Formless wrote:Well then, what specifically is he claiming?
His primary focus is the claimed upcoming Singularity, which I'm sure you're familiar with. His claims no doubt sound as absurd as any description of our technology and society would be to someone from two centuries ago.
The key difference is he's projecting we're at/just reaching the elbow point of a exponential curve of progress. The latest batch of newest/superior technology gets turned onto itself to improve and produce even better versions, so we're living in an era where we're seeing this exponential growth right in front of our eyes. I'd think you're observing it as well.
I honestly can't ignore this reality, all I have to do is look around. In my lifetime, we went from simplistic rotary phones to iphones. In just the past couple of years the new shit that pops every year makes my jaw drop (my local electronics stores are now selling 3D TVs...it's nuts).
That technology in general is growing at an exponential rate? Well sure, in some sectors certainly, but at the cost of increasing environmental damage and resource depletion.
Problems exist and there is no disputing that. What I dispute is any notion these probems are insurmountable or would take ridiculously excessive amounts of time to address based on current technological progress.
Will we fuck it all up and lose everything? I certainly don't dismiss that possibility, but I'm not going to go get depressed about it either. There's reason to be quite optimistic in my opinon.
As for your comment about 'some sectors', those sectors not showing exponential growth patterns are either in their infancy and/or just entering into the information sector, which is the kick starter for exponential growth and progress. That's one of the reasons biology is becoming quite exciting; it only very recently entered into the modern information age. It's not a coincidence we're starting to hear about new biology developments every other week now.
Limiting factors that can slow growth in a measurable fashion. If we really want to look at history, we should look at all of history; and doing so we see multiple examples of whole civilizations, even relatively technologically advanced ones, falling prey to simple issues like that (the romans, the myans, etc.).
Except all those previous civilizations were magnitudes more primitive than we currently are, and our advancement is still increasing exponentially.
But you're quite correct, we should look at all of history and you failed your own suggestion (:wink:). You focused on human civilizations, which is just a tiny fraction of history. Exponential growth, complexity and returns is a ongoing trend throughout the planet's history, and Ray Kurzweil points this out. He also points out your claim of problems like world wars, depressions, enviromental concerns, etc. And yet this exponential growth pattern remains practically unaffected.
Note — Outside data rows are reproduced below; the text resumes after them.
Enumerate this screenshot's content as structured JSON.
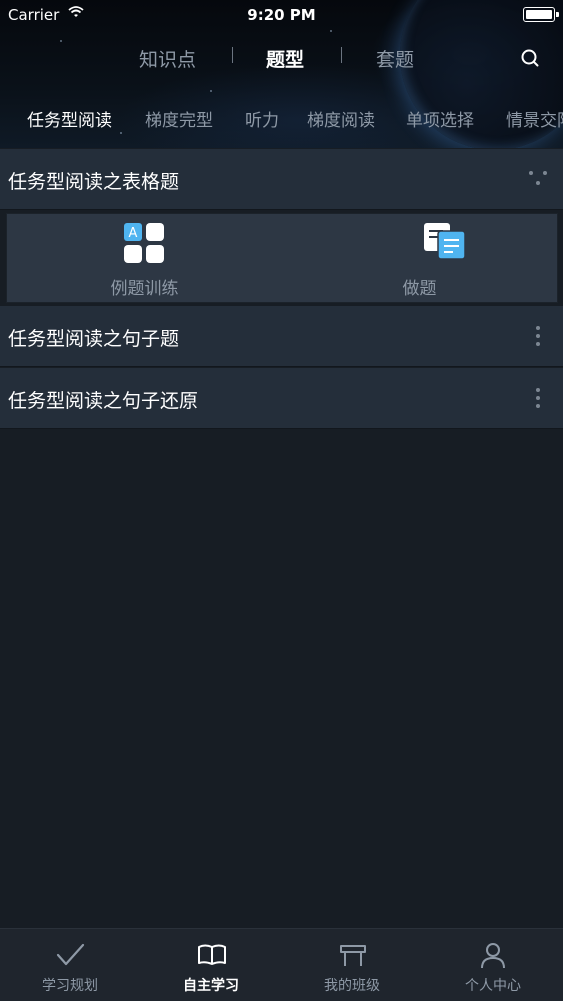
{
  "status_bar": {
    "carrier": "Carrier",
    "time": "9:20 PM"
  },
  "top_tabs": [
    {
      "label": "知识点",
      "active": false
    },
    {
      "label": "题型",
      "active": true
    },
    {
      "label": "套题",
      "active": false
    }
  ],
  "sub_tabs": [
    {
      "label": "任务型阅读",
      "active": true
    },
    {
      "label": "梯度完型",
      "active": false
    },
    {
      "label": "听力",
      "active": false
    },
    {
      "label": "梯度阅读",
      "active": false
    },
    {
      "label": "单项选择",
      "active": false
    },
    {
      "label": "情景交际",
      "active": false
    }
  ],
  "list": {
    "items": [
      {
        "label": "任务型阅读之表格题",
        "expanded": true
      },
      {
        "label": "任务型阅读之句子题",
        "expanded": false
      },
      {
        "label": "任务型阅读之句子还原",
        "expanded": false
      }
    ],
    "expanded_actions": [
      {
        "label": "例题训练",
        "icon": "grid-a-icon"
      },
      {
        "label": "做题",
        "icon": "document-icon"
      }
    ]
  },
  "icon_letters": {
    "grid_tile": "A"
  },
  "bottom_nav": [
    {
      "label": "学习规划",
      "icon": "check-icon",
      "active": false
    },
    {
      "label": "自主学习",
      "icon": "book-icon",
      "active": true
    },
    {
      "label": "我的班级",
      "icon": "desk-icon",
      "active": false
    },
    {
      "label": "个人中心",
      "icon": "person-icon",
      "active": false
    }
  ],
  "colors": {
    "background": "#171d24",
    "row": "#242e3a",
    "accent_blue": "#4fb4f0",
    "inactive_text": "#8e99a6"
  }
}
Then the question becomes "can you find a viable alternative technology to replace the old technology?" If you can't, you can't continue exponential growth. The limiting factors are still there, new technology only postpones when we will hit them.
Based on everything I've read about (say) computing, we're no where close to hitting a limit just yet. Current chip designs are still two dimensional in operation and utilizing the third dimension is being rapidly worked on. Along with additional design concepts like more efficient chip architechure, more efficient power usage, multi core designs, breaking away from unicore programming concepts, etc.
Computer physicists and designers point out molecular construction science indicates building computers at that scale would result in machines magnitudes superior and smaller to our current ones. Then there's Quantum Mechanics and who knows what else we'll discover between now and then.
Are there limits? I can't fathom why there wouldn't be, but I think it's just a little bit arrogant and presumptous to think we've hit them already.